But if you encourage them, inspire them, challenge them and help them, they’ll welcome your presence.
I wrote a post on how to write email people actually want to read here, and Casey Graham and I touched on using email and technology as a way to reach out to your church in this podcast. I also outlined 9 great ways to use social media in this post, along with 3 common mistakes many leaders make.
If you run your social media and email content through a helpful filter, people will be thrilled to hear from you. And it will deepen the bond you have with infrequent attenders. They’ll come to see you as a friend, not just one more person trying to sell them something.
Be the favourite person in their inbox, and their favourite thing to see on their newsfeed.
Never underestimate what being helpful does for everyone involved.
4. Start measuring outputs
Perhaps the biggest takeaway for me personally from my interview with Will Mancini was Will’s insight that church leaders are programmed to measure inputs, not outputs.
We measure how many people showed up, what they gave, who they brought and even online traffic. But rarely do we measure outputs.
What if the church became as much a sending organization as a receiving organization?

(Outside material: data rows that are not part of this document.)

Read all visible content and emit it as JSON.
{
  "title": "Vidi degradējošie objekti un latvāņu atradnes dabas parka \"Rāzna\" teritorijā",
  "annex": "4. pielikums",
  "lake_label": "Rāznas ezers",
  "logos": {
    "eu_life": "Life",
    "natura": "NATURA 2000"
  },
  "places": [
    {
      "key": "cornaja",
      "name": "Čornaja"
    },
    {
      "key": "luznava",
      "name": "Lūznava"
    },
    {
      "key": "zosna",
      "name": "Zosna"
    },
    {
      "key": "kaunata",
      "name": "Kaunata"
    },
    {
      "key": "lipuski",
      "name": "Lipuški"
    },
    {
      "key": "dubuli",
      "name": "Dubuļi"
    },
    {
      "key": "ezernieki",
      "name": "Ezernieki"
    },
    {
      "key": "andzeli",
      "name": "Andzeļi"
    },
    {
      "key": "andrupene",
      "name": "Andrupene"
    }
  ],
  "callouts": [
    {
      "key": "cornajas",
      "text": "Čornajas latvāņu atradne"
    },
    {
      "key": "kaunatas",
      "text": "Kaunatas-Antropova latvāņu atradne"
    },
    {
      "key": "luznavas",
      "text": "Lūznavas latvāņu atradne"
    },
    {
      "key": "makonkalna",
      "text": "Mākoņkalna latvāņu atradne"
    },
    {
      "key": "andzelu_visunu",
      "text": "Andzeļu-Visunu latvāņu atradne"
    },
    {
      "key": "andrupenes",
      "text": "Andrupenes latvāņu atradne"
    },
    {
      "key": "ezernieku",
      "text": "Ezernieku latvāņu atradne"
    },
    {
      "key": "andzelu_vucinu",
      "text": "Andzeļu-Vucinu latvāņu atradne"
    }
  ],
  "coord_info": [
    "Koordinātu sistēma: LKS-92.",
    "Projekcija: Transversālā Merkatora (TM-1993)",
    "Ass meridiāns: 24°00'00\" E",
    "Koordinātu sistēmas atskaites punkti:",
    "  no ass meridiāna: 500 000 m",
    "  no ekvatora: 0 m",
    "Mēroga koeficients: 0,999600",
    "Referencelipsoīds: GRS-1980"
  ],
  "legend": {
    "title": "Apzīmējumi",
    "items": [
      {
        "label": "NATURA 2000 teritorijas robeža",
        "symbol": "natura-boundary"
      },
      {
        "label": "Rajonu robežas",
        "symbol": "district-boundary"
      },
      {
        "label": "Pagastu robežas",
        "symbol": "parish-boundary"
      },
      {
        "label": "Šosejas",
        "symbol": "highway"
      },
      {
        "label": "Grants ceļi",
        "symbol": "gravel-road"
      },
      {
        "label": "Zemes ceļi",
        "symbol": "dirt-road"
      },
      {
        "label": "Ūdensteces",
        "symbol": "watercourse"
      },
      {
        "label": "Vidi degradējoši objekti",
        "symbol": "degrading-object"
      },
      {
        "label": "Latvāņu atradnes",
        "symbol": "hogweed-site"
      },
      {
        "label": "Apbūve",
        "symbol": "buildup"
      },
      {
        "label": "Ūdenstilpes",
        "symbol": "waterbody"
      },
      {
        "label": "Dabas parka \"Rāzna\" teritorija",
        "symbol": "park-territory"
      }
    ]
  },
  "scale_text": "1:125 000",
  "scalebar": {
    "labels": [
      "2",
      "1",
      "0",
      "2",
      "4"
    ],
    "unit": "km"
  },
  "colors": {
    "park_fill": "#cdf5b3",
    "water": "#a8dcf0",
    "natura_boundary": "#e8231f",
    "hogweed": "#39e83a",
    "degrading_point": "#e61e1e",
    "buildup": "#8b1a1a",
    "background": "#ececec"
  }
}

What if you developed ways to measure spiritual growth? Like how much time people spend with God personally each day reading scripture and praying? The stats are surprisingly low. According to a recent study, 57% of Americans read their bible four times a year or less. Only 26% read it more than 4 times a week.
What if you helped the people around your church change that?
And what if you got innovate and started thinking through whether people were better off five years after joining your church than were before? Or whether they feel closer to Christ? Or whether they’re making a difference in their workplaces and neighbourhoods? What if you helped them be the church, not just go to church?
Leaders get passionate about what they measure. So measure thoughtfully.
5. Celebrate wins
It’s strange that when a child takes their first steps, we applaud wildly, but when a Christian takes their first steps, we call them immature.
Sure, so a new Christian doesn’t read their bible every day or attend every week or give the way you want. I get that. Many long time Christians don’t either.
Rather than judging them, why not love them?
Why not celebrate when they take a step?
Send a handwritten thank you note to each first time attender. Welcome them when they come back. Throw a party when they show up again 3 months later. Celebrate like crazy when someone gives their first $5 gift. Jump for joy when someone decides to serve or high five them when they decide to get in a group.
Okay, I’m exaggerating a big. The point isn’t to get weird.
The point is to celebrate. As Andy Stanley says, what you celebrate gets repeated.
Want to know how to celebrate? Follow my friend Bob Goff.
I don’t think I’ve ever met anyone with a bigger heart than Bob, or who take more delight in things others might ignore or despise. Read his book. Stalk him (okay…don’t stalk him, but do follow him). Let some of his Kingdom of God joy rub off on you. If the church approached ministry the way people like Bob approach life, the church would be a far more attractive and contagious place.
Wait…Can’t You Be More Practical?
What about more practical ideas? Most of what’s above seems so…intangible.
Two years ago, I wrote about 7 more practical ways to respond as people attend church less often in this post. All 7 ideas are still relevant.
But I wanted to focus on the bigger picture…which is really getting all of us to admit that a new day is here.
The trend is not going away.
You can fight it or you can fund it.
History tends to be on the side of people who fund innovation, not on those who fight it.
Why not innovate for the kingdom? (More on that in Part 4 next week.)
The irony in all of this, of course, is that if you really do shift your mindset on this and start helping people, they’ll want to be around you more. In fact…although this might not be your direct goal…your attendance might actually increase.
So…what are you learning?
What’s the hardest part of this discussion for you?
Scroll down and leave a comment!